TASK OBJECTIVE
Report every line below that has the string "this" in it.
(Beginning of DATASET)
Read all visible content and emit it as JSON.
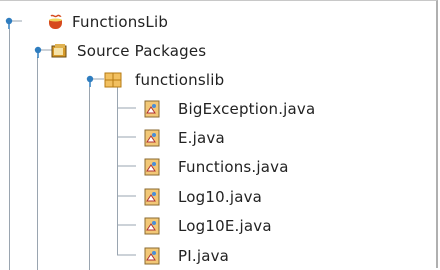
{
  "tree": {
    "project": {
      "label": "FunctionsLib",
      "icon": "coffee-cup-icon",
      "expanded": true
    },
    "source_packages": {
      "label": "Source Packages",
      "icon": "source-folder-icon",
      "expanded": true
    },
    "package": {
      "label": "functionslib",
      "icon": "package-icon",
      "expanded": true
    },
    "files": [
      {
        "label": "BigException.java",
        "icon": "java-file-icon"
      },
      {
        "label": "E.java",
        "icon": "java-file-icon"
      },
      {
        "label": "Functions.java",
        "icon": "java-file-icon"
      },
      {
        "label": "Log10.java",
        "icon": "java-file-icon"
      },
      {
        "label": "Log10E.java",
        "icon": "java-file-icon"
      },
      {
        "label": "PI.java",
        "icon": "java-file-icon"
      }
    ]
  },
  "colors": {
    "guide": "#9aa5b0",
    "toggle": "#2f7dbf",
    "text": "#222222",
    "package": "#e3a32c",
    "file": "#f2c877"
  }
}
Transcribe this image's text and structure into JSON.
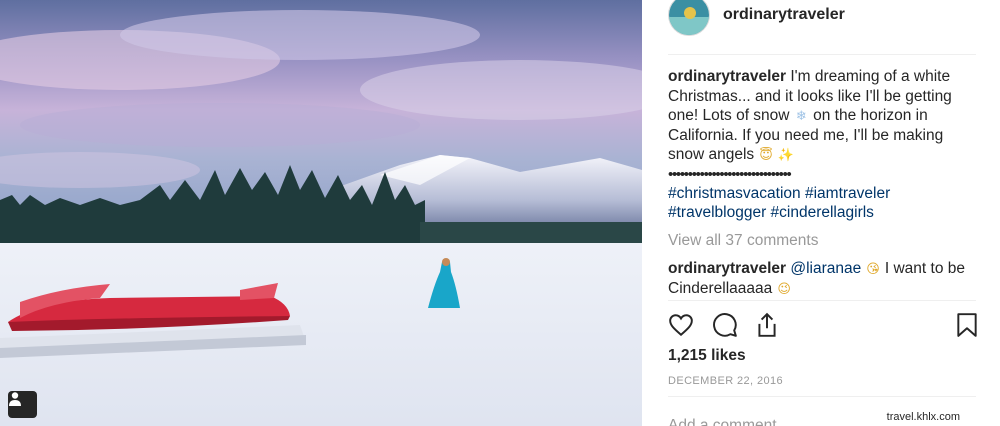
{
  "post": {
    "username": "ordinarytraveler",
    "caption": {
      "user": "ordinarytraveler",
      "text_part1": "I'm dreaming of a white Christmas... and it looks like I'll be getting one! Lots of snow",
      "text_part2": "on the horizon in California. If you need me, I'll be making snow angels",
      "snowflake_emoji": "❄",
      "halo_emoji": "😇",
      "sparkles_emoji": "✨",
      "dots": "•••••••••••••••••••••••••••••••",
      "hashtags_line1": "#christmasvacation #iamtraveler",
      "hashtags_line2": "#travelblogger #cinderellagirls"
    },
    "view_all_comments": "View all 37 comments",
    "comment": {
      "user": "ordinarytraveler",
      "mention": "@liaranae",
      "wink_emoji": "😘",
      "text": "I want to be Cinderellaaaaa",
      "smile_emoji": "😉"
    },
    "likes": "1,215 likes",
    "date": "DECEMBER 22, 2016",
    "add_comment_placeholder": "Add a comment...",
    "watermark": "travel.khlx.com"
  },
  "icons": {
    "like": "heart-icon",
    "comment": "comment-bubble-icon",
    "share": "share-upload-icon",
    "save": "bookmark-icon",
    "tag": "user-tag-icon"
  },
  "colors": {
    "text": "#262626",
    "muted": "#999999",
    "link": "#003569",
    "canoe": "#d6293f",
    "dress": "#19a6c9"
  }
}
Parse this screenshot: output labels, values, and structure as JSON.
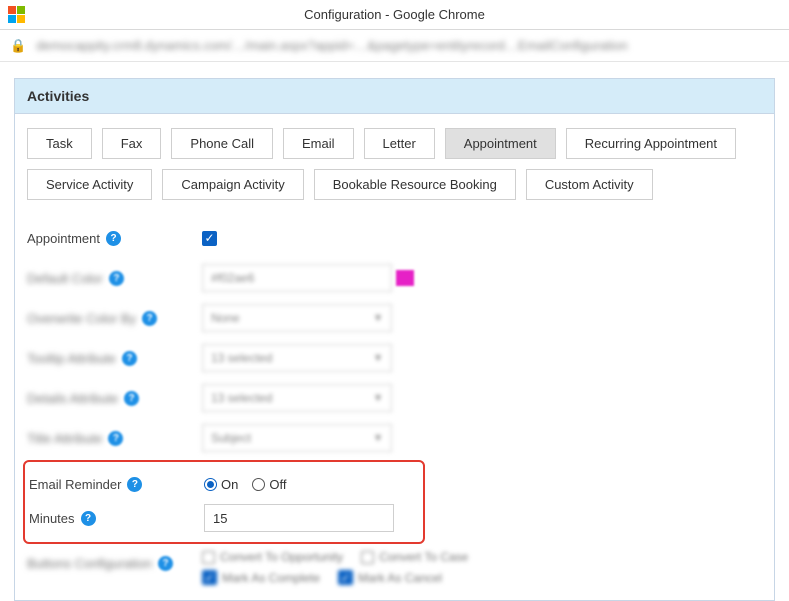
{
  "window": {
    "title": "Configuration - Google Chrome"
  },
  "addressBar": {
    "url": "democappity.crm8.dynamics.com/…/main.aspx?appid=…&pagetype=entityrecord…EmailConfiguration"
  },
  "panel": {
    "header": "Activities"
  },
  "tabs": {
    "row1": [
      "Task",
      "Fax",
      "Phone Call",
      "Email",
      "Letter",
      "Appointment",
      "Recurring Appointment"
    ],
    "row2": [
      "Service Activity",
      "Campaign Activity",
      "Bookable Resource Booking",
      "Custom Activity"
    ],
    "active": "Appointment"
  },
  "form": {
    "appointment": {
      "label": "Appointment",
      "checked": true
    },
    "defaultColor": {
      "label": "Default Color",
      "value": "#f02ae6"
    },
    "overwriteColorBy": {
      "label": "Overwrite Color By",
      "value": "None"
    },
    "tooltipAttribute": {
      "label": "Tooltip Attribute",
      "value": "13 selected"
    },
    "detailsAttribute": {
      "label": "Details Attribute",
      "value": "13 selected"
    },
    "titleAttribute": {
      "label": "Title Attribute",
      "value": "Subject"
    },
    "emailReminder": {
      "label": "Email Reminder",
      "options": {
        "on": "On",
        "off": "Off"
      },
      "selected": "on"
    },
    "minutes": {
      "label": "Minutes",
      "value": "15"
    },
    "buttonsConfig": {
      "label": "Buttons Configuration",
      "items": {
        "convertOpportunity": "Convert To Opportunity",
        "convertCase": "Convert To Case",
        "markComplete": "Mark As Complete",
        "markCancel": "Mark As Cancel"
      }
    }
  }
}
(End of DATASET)
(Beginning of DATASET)
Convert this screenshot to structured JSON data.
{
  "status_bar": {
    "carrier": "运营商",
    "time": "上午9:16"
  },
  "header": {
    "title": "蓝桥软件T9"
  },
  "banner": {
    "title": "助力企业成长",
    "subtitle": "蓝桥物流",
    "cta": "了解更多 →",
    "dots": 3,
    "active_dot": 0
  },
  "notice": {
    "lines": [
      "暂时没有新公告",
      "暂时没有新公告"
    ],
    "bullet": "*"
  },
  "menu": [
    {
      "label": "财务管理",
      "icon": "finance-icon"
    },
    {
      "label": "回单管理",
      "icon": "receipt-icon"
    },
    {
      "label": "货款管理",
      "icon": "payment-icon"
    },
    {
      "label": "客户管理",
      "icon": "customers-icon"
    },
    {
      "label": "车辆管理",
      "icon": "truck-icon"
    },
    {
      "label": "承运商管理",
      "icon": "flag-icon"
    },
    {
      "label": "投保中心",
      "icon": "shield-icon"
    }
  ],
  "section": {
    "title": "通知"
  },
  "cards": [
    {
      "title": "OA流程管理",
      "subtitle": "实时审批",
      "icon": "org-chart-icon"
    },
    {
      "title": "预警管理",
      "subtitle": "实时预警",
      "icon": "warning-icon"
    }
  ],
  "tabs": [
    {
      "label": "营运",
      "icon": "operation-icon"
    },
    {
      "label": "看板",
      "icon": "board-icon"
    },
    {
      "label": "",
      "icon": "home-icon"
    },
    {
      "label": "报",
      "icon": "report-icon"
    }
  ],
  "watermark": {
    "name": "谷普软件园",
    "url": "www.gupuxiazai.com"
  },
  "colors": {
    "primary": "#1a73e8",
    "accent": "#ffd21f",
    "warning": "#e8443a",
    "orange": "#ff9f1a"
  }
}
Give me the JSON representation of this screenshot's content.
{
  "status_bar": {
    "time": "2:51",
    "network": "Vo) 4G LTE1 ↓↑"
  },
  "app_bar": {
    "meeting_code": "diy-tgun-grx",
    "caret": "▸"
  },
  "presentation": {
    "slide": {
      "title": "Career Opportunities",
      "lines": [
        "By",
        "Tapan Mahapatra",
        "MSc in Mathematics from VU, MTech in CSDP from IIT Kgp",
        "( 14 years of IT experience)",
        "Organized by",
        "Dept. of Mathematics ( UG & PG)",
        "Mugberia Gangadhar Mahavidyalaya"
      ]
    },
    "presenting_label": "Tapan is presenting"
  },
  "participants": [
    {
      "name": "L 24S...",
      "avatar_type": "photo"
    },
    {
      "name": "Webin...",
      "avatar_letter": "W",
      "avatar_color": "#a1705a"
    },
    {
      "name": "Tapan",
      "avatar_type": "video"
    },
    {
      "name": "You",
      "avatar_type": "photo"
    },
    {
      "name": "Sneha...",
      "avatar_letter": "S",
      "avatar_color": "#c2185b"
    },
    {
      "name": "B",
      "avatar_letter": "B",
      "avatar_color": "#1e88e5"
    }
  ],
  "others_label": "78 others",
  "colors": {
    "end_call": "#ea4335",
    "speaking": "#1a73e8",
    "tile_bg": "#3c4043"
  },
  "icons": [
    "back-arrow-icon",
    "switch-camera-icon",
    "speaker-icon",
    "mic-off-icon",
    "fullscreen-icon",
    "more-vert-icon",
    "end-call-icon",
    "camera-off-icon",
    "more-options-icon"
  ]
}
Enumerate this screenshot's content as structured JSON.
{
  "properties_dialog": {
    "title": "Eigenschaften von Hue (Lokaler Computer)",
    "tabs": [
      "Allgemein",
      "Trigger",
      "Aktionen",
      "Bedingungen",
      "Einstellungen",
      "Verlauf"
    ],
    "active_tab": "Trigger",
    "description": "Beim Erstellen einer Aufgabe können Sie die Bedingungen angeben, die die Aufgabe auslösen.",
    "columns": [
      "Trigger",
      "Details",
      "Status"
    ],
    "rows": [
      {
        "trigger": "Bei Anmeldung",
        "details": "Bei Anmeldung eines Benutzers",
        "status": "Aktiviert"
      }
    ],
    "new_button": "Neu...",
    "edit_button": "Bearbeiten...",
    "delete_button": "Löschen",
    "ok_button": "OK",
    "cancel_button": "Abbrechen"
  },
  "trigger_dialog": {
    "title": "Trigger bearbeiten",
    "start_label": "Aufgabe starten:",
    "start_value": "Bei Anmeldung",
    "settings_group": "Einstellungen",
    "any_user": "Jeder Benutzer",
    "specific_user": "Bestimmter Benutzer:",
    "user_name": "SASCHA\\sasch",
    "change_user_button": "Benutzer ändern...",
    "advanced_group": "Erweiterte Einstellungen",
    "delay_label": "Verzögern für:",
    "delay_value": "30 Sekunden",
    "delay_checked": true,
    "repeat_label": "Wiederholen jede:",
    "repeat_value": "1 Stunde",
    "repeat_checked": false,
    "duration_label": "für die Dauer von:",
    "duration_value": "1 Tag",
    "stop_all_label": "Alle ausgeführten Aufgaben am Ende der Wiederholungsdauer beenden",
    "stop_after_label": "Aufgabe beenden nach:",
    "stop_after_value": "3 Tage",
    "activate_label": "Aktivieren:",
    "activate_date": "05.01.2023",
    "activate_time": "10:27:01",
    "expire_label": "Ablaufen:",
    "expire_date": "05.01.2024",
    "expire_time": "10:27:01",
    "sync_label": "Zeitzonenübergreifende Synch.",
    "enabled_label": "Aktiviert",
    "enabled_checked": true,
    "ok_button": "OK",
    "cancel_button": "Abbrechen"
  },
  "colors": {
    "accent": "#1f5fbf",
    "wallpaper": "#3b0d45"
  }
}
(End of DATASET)
SOLVED EXERCISE
Transcribe this image's text and structure into JSON.
Parse this screenshot: output labels, values, and structure as JSON.
Convert this screenshot to structured JSON data.
Give me the JSON representation of this screenshot's content.
Enumerate this screenshot's content as structured JSON.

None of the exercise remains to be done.